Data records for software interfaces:

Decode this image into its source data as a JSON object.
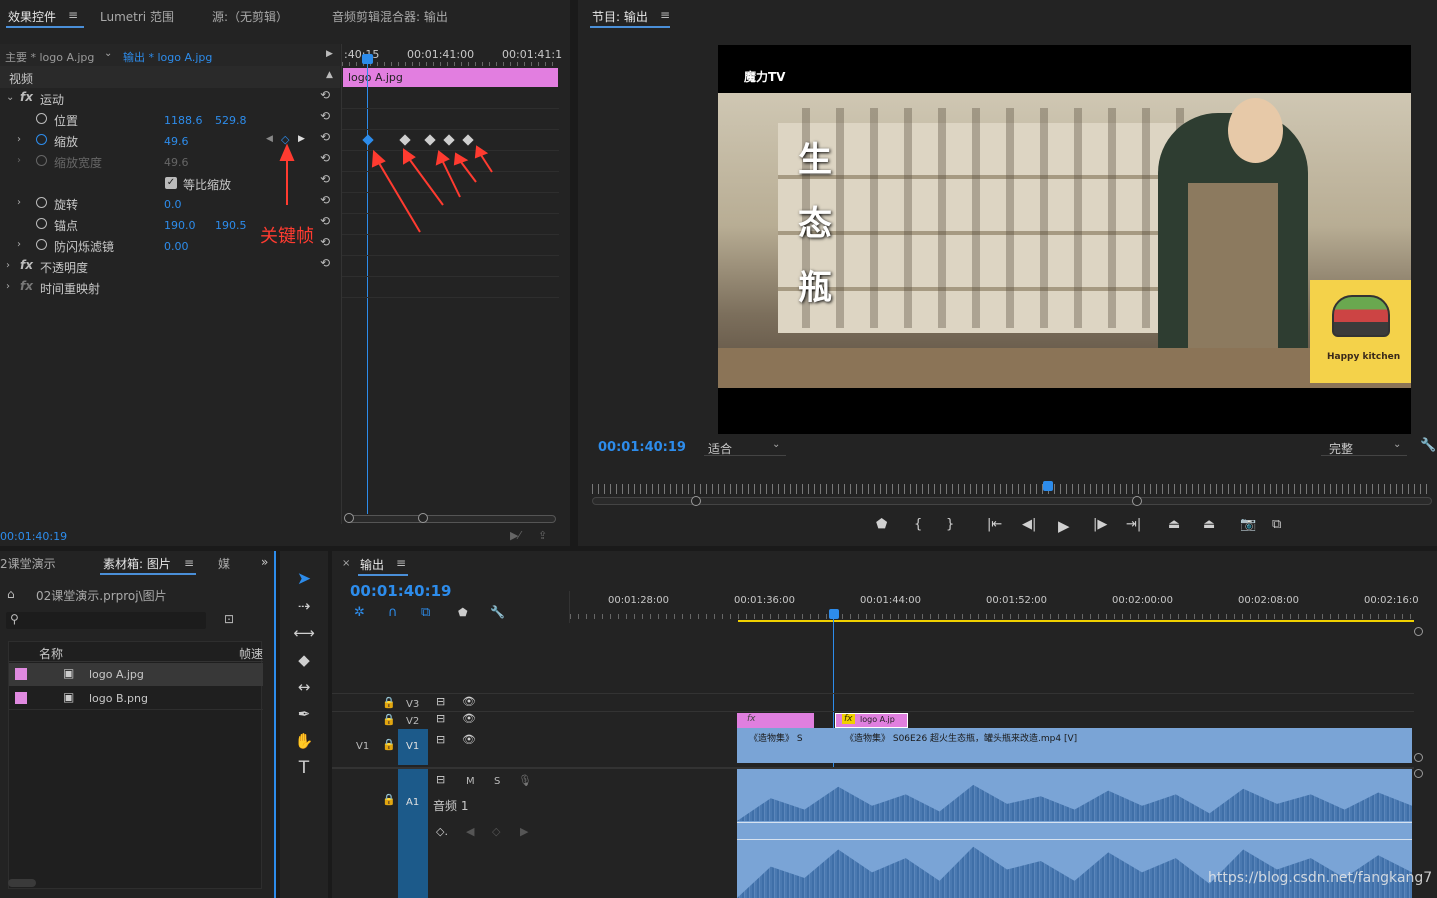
{
  "effect_panel": {
    "tabs": [
      "效果控件",
      "Lumetri 范围",
      "源:（无剪辑）",
      "音频剪辑混合器: 输出"
    ],
    "menu_icon": "hamburger-icon",
    "master_label": "主要 * logo A.jpg",
    "sequence_label": "输出 * logo A.jpg",
    "section_video": "视频",
    "timecodes": [
      ":40:15",
      "00:01:41:00",
      "00:01:41:1"
    ],
    "clip_name": "logo A.jpg",
    "current_time": "00:01:40:19",
    "properties": [
      {
        "label": "运动",
        "fx": true
      },
      {
        "label": "位置",
        "v1": "1188.6",
        "v2": "529.8"
      },
      {
        "label": "缩放",
        "v1": "49.6"
      },
      {
        "label": "缩放宽度",
        "v1": "49.6",
        "disabled": true
      },
      {
        "label": "等比缩放"
      },
      {
        "label": "旋转",
        "v1": "0.0"
      },
      {
        "label": "锚点",
        "v1": "190.0",
        "v2": "190.5"
      },
      {
        "label": "防闪烁滤镜",
        "v1": "0.00"
      },
      {
        "label": "不透明度",
        "fx": true
      },
      {
        "label": "时间重映射",
        "fx": true
      }
    ],
    "annotation": "关键帧",
    "annotation_color": "#ff3b30"
  },
  "program_monitor": {
    "title": "节目: 输出",
    "timecode": "00:01:40:19",
    "fit_option": "适合",
    "quality_option": "完整",
    "video": {
      "channel_label": "魔力TV",
      "vertical_text": [
        "生",
        "态",
        "瓶"
      ],
      "logo_text": "Happy kitchen"
    }
  },
  "project_panel": {
    "tabs": [
      "2课堂演示",
      "素材箱: 图片",
      "媒"
    ],
    "path": "02课堂演示.prproj\\图片",
    "search_placeholder": "",
    "columns": [
      "名称",
      "帧速"
    ],
    "items": [
      {
        "name": "logo A.jpg",
        "color": "#e08ae0"
      },
      {
        "name": "logo B.png",
        "color": "#e08ae0"
      }
    ]
  },
  "timeline": {
    "title": "输出",
    "timecode": "00:01:40:19",
    "ruler": [
      "00:01:28:00",
      "00:01:36:00",
      "00:01:44:00",
      "00:01:52:00",
      "00:02:00:00",
      "00:02:08:00",
      "00:02:16:0"
    ],
    "tracks": {
      "v3": "V3",
      "v2": "V2",
      "v1_src": "V1",
      "v1": "V1",
      "a1": "A1",
      "audio_label": "音频 1",
      "m": "M",
      "s": "S"
    },
    "clips": {
      "v2_a": "fx",
      "v2_b": "logo A.jp",
      "v1_a": "《造物集》 S",
      "v1_b": "《造物集》 S06E26 超火生态瓶，罐头瓶来改造.mp4 [V]"
    }
  },
  "watermark": "https://blog.csdn.net/fangkang7"
}
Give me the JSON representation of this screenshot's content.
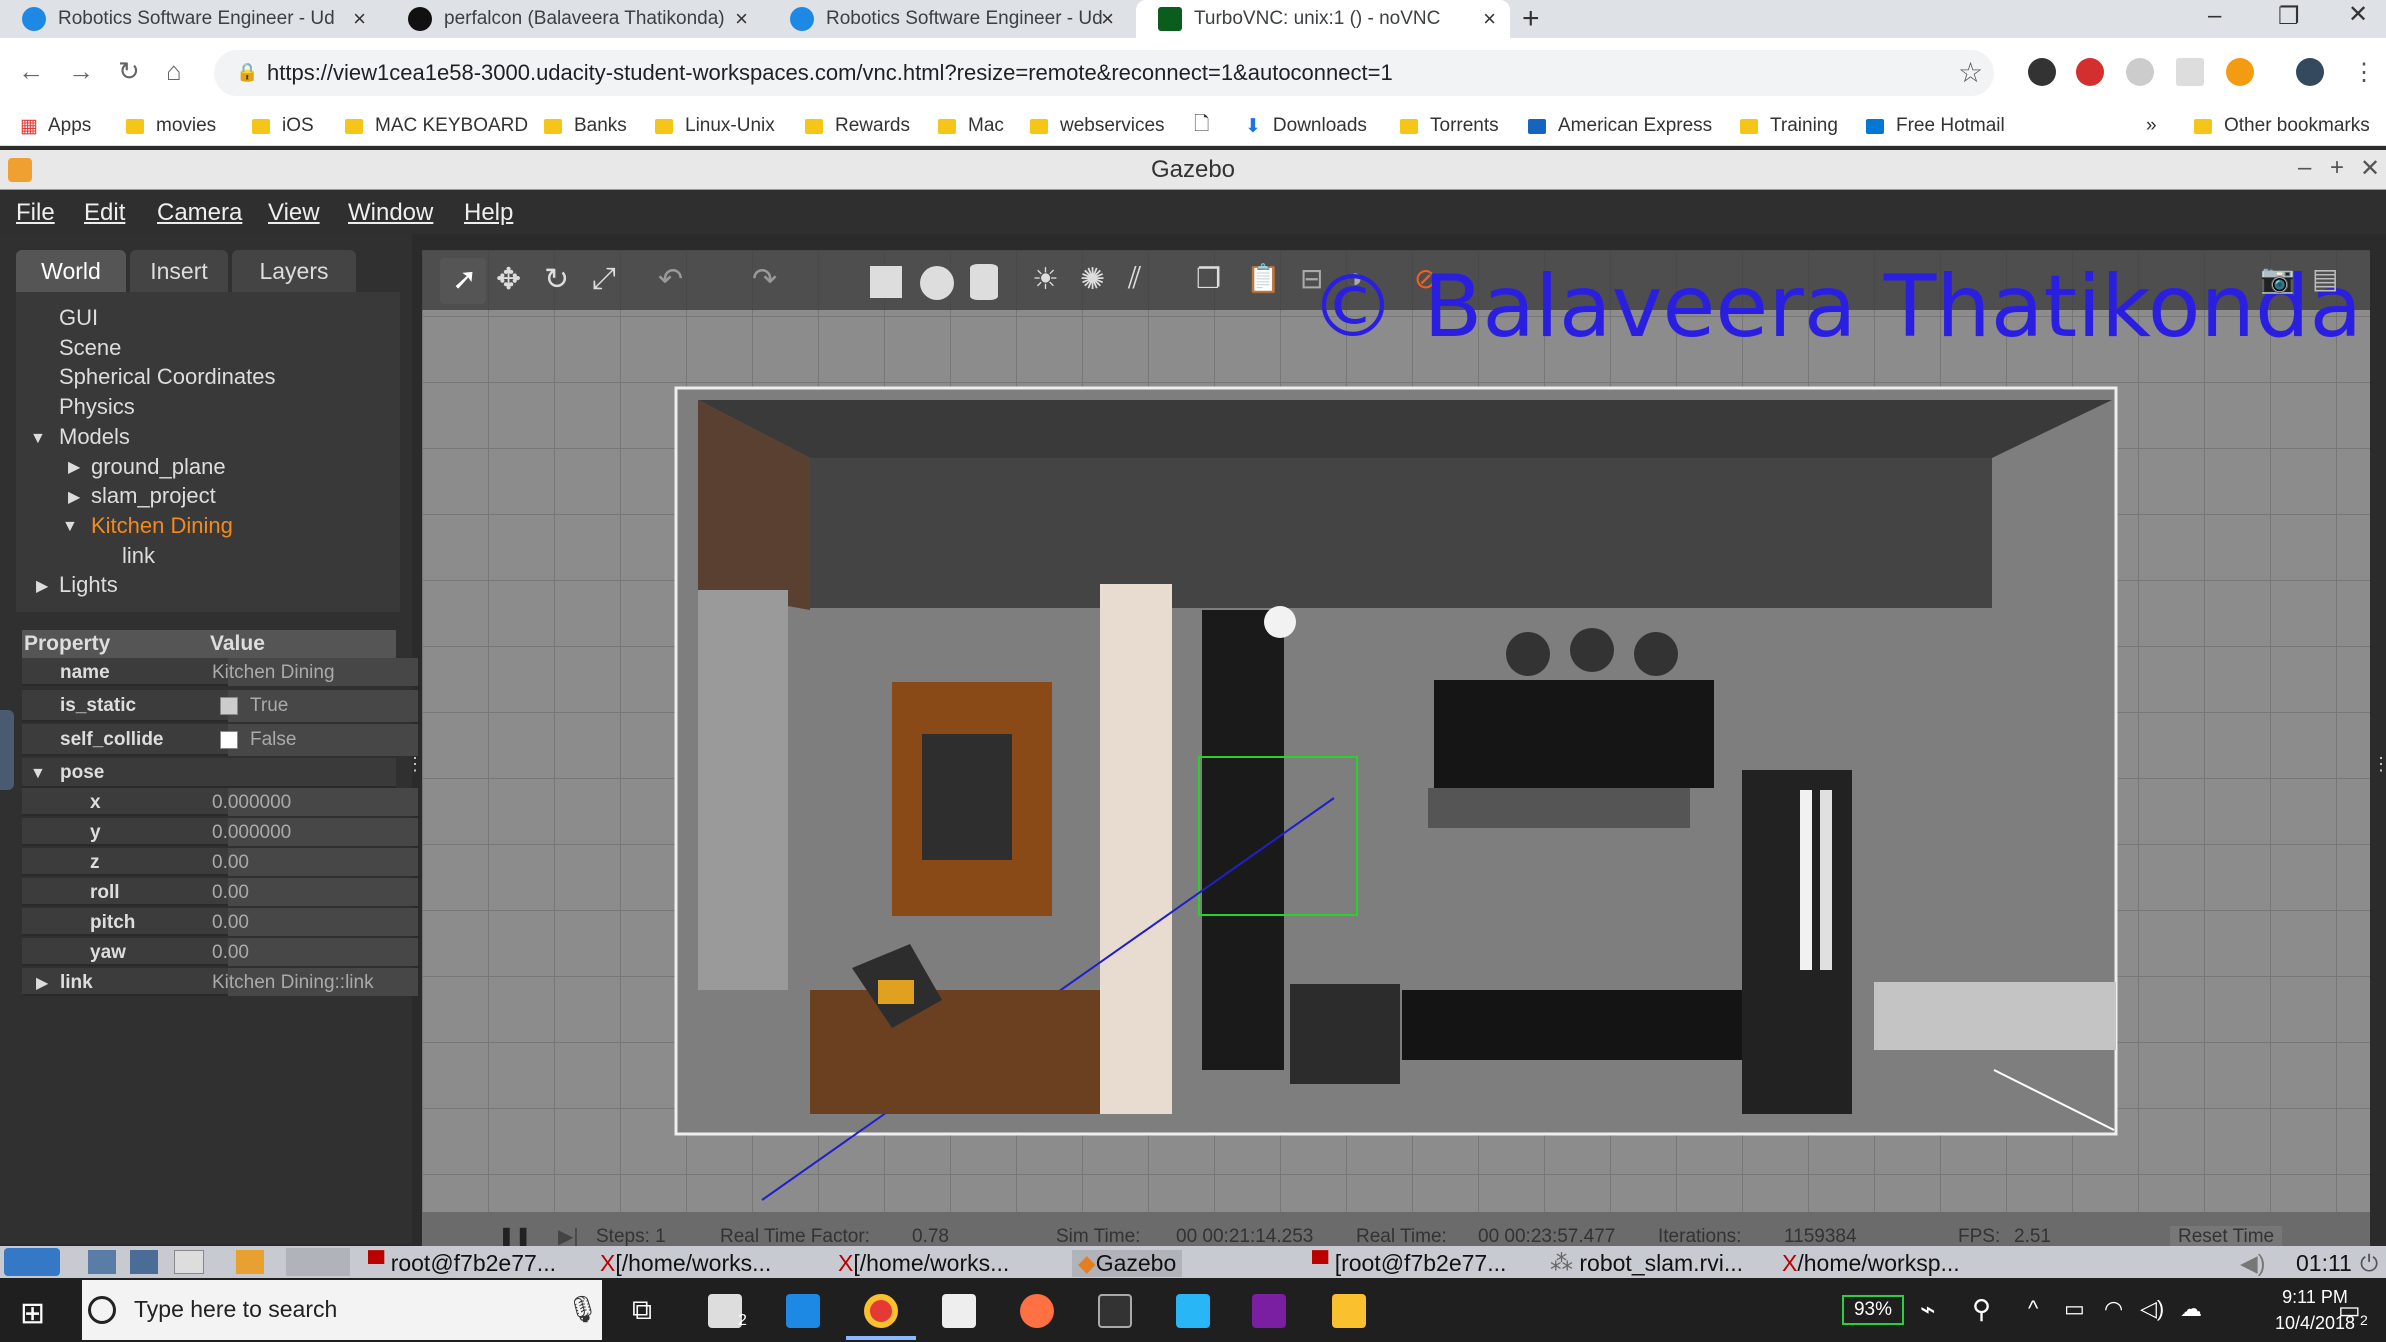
{
  "browser": {
    "tabs": [
      {
        "title": "Robotics Software Engineer - Ud",
        "icon": "udacity-icon",
        "color": "#1e88e5"
      },
      {
        "title": "perfalcon (Balaveera Thatikonda)",
        "icon": "github-icon",
        "color": "#111111"
      },
      {
        "title": "Robotics Software Engineer - Ud",
        "icon": "udacity-icon",
        "color": "#1e88e5"
      },
      {
        "title": "TurboVNC: unix:1 () - noVNC",
        "icon": "vnc-icon",
        "color": "#0b5d1e"
      }
    ],
    "new_tab": "+",
    "url": "https://view1cea1e58-3000.udacity-student-workspaces.com/vnc.html?resize=remote&reconnect=1&autoconnect=1",
    "bookmarks": [
      "Apps",
      "movies",
      "iOS",
      "MAC KEYBOARD",
      "Banks",
      "Linux-Unix",
      "Rewards",
      "Mac",
      "webservices",
      "Downloads",
      "Torrents",
      "American Express",
      "Training",
      "Free Hotmail",
      "»",
      "Other bookmarks"
    ]
  },
  "gazebo": {
    "title": "Gazebo",
    "menu": [
      "File",
      "Edit",
      "Camera",
      "View",
      "Window",
      "Help"
    ],
    "panel_tabs": [
      "World",
      "Insert",
      "Layers"
    ],
    "tree": {
      "gui": "GUI",
      "scene": "Scene",
      "spherical": "Spherical Coordinates",
      "physics": "Physics",
      "models": "Models",
      "ground_plane": "ground_plane",
      "slam_project": "slam_project",
      "kitchen": "Kitchen Dining",
      "link": "link",
      "lights": "Lights"
    },
    "properties": {
      "header_property": "Property",
      "header_value": "Value",
      "rows": [
        {
          "key": "name",
          "value": "Kitchen Dining"
        },
        {
          "key": "is_static",
          "value": "True"
        },
        {
          "key": "self_collide",
          "value": "False"
        },
        {
          "key": "pose",
          "value": ""
        },
        {
          "key": "x",
          "value": "0.000000"
        },
        {
          "key": "y",
          "value": "0.000000"
        },
        {
          "key": "z",
          "value": "0.00"
        },
        {
          "key": "roll",
          "value": "0.00"
        },
        {
          "key": "pitch",
          "value": "0.00"
        },
        {
          "key": "yaw",
          "value": "0.00"
        },
        {
          "key": "link",
          "value": "Kitchen Dining::link"
        }
      ]
    },
    "watermark": "© Balaveera Thatikonda",
    "status": {
      "steps": "Steps: 1",
      "rtf": "Real Time Factor:",
      "rtf_val": "0.78",
      "sim": "Sim Time:",
      "sim_val": "00 00:21:14.253",
      "real": "Real Time:",
      "real_val": "00 00:23:57.477",
      "iter": "Iterations:",
      "iter_val": "1159384",
      "fps": "FPS:",
      "fps_val": "2.51",
      "reset": "Reset Time"
    }
  },
  "vnc_taskbar": {
    "items": [
      "root@f7b2e77...",
      "[/home/works...",
      "[/home/works...",
      "Gazebo",
      "[root@f7b2e77...",
      "robot_slam.rvi...",
      "/home/worksp..."
    ],
    "time": "01:11"
  },
  "windows": {
    "search_placeholder": "Type here to search",
    "battery": "93%",
    "time": "9:11 PM",
    "date": "10/4/2018",
    "notif_count": "2",
    "mail_count": "2"
  }
}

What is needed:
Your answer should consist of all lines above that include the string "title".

Reply to the task:
    "title": "节目: 输出",
    "title": "输出",
        "title": "Robotics Software Engineer - Ud",
        "title": "perfalcon (Balaveera Thatikonda)",
        "title": "Robotics Software Engineer - Ud",
        "title": "TurboVNC: unix:1 () - noVNC",
    "title": "Gazebo",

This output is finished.